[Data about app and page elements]

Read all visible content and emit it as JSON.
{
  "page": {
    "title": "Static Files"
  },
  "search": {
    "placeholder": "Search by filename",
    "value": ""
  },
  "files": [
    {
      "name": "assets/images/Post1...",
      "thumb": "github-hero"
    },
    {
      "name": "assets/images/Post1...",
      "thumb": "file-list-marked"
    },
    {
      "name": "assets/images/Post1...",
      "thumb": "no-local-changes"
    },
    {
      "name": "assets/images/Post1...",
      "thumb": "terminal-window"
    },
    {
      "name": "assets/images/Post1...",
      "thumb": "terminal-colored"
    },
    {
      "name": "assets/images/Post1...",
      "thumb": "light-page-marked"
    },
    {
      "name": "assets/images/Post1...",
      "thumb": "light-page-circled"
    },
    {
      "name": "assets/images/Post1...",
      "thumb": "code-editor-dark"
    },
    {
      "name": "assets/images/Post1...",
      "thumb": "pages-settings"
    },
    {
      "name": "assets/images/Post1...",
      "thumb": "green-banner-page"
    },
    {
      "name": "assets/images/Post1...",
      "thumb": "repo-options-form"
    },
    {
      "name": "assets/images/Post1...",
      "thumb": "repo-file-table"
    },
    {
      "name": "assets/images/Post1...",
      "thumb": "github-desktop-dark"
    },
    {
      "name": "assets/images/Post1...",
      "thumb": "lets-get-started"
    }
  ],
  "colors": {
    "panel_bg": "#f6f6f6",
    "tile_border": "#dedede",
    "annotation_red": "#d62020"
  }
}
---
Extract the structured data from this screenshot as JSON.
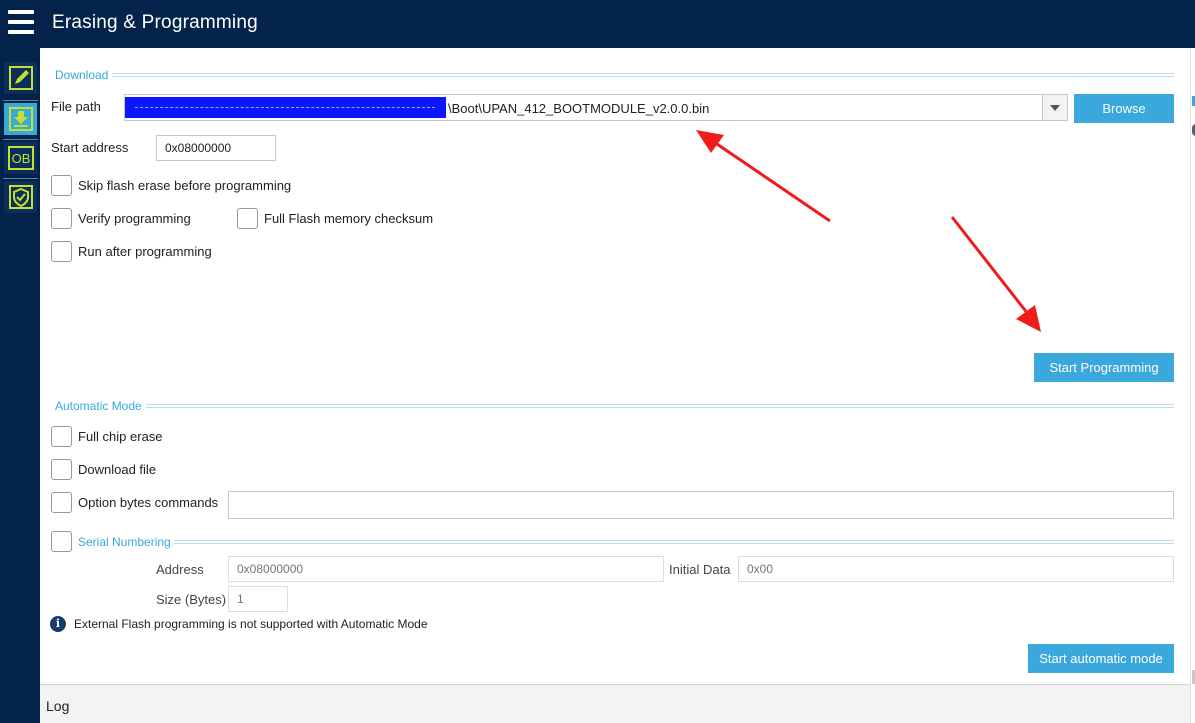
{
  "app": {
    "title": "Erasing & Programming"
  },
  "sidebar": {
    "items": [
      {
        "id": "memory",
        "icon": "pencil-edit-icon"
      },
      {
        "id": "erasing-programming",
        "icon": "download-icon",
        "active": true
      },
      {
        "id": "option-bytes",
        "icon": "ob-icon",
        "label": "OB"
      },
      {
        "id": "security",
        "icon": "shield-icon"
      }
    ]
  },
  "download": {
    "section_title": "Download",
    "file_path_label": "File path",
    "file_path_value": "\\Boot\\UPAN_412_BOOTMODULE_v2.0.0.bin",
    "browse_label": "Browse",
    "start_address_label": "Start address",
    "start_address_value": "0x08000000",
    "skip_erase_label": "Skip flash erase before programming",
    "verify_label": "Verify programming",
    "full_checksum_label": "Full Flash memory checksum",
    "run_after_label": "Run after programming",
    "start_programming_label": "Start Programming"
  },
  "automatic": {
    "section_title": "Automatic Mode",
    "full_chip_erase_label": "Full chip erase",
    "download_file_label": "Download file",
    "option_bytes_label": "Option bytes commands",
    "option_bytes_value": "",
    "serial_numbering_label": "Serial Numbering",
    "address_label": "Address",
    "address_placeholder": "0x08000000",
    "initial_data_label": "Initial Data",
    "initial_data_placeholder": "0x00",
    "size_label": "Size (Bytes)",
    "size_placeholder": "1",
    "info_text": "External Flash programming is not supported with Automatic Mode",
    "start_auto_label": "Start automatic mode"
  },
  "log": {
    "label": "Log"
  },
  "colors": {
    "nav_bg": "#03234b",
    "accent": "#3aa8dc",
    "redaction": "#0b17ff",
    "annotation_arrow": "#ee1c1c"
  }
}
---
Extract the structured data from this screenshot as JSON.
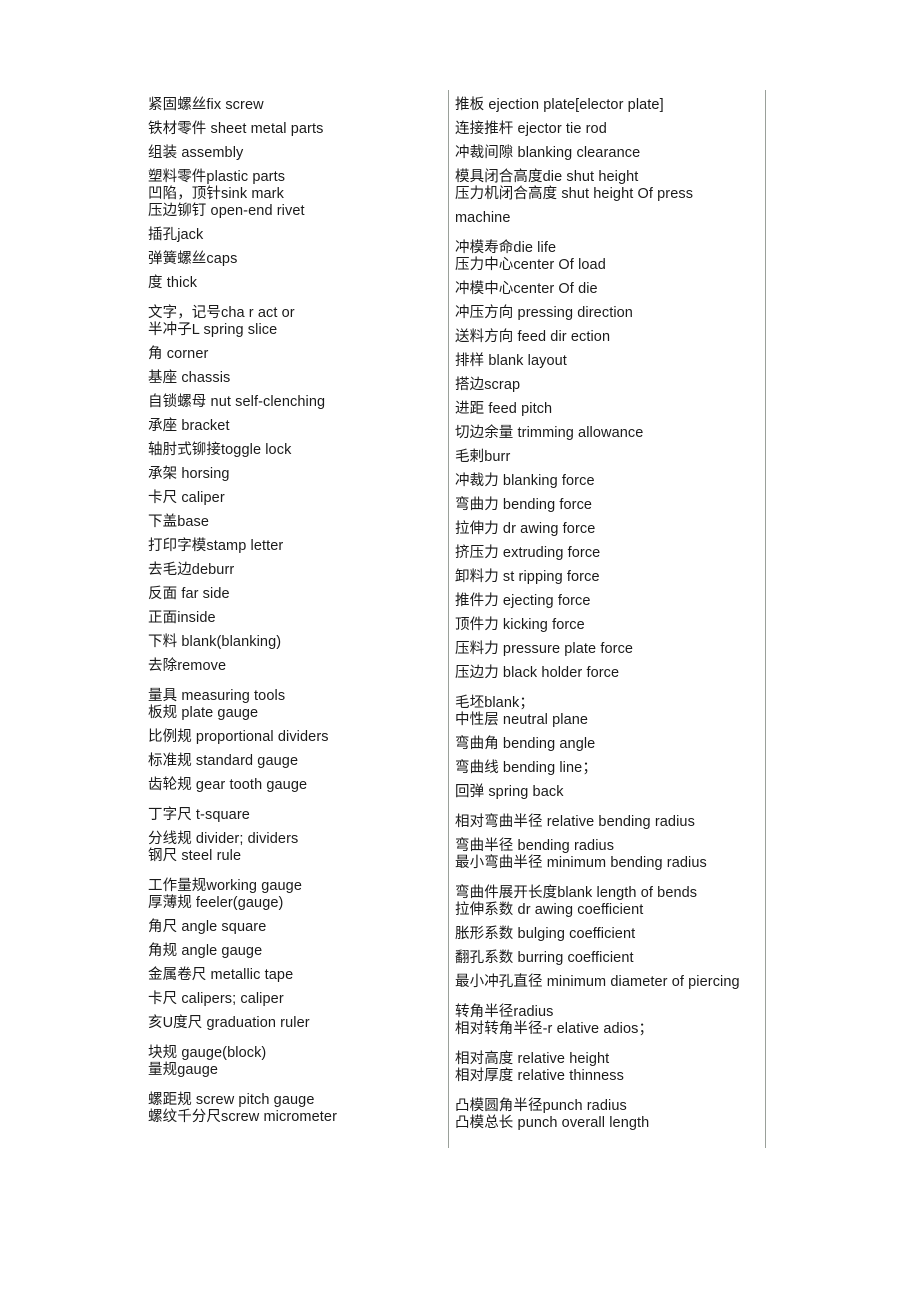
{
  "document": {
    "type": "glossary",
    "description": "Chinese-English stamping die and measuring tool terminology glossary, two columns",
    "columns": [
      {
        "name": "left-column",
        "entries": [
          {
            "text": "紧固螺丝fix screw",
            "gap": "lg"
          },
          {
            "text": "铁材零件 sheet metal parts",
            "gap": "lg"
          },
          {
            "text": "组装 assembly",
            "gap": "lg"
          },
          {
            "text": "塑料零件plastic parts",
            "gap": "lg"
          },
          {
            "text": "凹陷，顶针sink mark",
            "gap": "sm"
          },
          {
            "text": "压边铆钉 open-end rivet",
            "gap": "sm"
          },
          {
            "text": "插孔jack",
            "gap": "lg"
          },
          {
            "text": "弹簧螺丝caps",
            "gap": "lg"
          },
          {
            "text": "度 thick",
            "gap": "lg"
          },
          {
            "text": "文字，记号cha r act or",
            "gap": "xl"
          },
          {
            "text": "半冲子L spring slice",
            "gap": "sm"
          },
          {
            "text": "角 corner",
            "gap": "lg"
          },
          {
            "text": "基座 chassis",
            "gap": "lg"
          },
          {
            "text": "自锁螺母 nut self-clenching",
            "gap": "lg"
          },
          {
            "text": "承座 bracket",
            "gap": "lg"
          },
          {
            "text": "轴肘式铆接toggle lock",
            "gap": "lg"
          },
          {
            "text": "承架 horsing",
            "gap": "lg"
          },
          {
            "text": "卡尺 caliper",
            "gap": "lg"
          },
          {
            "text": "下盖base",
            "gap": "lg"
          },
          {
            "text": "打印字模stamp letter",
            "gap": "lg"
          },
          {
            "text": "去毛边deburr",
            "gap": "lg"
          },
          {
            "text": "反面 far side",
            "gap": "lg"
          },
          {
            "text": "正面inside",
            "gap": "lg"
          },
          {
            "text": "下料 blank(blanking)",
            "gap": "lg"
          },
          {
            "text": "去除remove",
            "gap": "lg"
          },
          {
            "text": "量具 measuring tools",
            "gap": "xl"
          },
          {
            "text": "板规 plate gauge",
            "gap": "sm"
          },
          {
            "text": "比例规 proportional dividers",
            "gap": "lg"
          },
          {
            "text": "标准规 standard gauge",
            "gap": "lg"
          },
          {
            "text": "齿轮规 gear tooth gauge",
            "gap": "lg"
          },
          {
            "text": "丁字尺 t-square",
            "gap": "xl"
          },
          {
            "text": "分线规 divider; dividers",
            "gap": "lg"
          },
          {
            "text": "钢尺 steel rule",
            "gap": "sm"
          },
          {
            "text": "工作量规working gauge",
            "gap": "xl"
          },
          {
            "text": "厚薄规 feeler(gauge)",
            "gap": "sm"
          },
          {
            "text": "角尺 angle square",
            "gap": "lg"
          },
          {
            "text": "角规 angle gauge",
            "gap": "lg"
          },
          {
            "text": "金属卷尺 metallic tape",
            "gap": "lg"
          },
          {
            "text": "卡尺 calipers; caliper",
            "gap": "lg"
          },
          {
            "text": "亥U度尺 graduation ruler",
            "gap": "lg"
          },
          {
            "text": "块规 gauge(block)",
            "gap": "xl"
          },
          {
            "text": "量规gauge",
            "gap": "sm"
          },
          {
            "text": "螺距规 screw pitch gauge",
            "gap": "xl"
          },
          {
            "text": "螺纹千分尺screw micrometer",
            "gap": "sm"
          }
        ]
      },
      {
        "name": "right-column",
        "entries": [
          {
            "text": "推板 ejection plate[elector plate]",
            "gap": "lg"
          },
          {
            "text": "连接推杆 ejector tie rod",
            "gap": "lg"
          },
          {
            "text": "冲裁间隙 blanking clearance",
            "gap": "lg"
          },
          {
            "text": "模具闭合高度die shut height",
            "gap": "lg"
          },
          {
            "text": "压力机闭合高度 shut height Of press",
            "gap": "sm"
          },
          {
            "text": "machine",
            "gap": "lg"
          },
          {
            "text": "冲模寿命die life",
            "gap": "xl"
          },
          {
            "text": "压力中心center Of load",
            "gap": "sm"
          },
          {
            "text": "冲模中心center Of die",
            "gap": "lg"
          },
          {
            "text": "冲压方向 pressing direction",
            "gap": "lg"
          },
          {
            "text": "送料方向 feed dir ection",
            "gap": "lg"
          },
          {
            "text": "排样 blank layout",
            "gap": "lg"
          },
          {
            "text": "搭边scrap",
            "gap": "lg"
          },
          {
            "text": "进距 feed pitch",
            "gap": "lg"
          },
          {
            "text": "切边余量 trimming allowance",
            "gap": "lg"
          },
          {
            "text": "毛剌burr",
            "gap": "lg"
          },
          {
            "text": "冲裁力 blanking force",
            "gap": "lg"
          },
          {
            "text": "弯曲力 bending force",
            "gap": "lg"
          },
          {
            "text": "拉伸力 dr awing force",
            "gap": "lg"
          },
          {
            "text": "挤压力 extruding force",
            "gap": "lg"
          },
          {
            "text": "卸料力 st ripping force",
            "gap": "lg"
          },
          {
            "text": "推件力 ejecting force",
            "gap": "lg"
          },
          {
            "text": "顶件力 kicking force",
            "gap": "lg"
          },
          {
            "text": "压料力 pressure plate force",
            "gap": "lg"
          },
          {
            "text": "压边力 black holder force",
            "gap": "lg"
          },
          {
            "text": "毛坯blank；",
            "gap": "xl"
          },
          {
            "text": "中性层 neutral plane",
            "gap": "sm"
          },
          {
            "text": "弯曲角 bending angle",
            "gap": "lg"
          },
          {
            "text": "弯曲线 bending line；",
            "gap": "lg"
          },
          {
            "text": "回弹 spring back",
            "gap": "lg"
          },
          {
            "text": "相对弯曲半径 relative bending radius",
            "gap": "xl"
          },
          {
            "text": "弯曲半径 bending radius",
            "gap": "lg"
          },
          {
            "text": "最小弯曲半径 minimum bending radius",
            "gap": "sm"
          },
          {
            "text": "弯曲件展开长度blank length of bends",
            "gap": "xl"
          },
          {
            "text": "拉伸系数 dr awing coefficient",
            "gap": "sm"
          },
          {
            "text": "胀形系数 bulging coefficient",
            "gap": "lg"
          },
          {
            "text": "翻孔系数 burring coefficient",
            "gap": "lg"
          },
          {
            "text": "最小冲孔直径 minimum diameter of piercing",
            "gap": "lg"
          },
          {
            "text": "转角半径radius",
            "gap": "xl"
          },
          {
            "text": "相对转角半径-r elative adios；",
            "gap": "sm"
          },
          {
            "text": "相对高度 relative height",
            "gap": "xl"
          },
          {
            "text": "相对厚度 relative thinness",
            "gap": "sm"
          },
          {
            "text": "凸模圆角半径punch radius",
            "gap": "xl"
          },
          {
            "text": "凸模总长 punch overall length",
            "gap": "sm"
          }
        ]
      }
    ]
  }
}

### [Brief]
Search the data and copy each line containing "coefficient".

### [Your solution]
            "text": "拉伸系数 dr awing coefficient",
            "text": "胀形系数 bulging coefficient",
            "text": "翻孔系数 burring coefficient",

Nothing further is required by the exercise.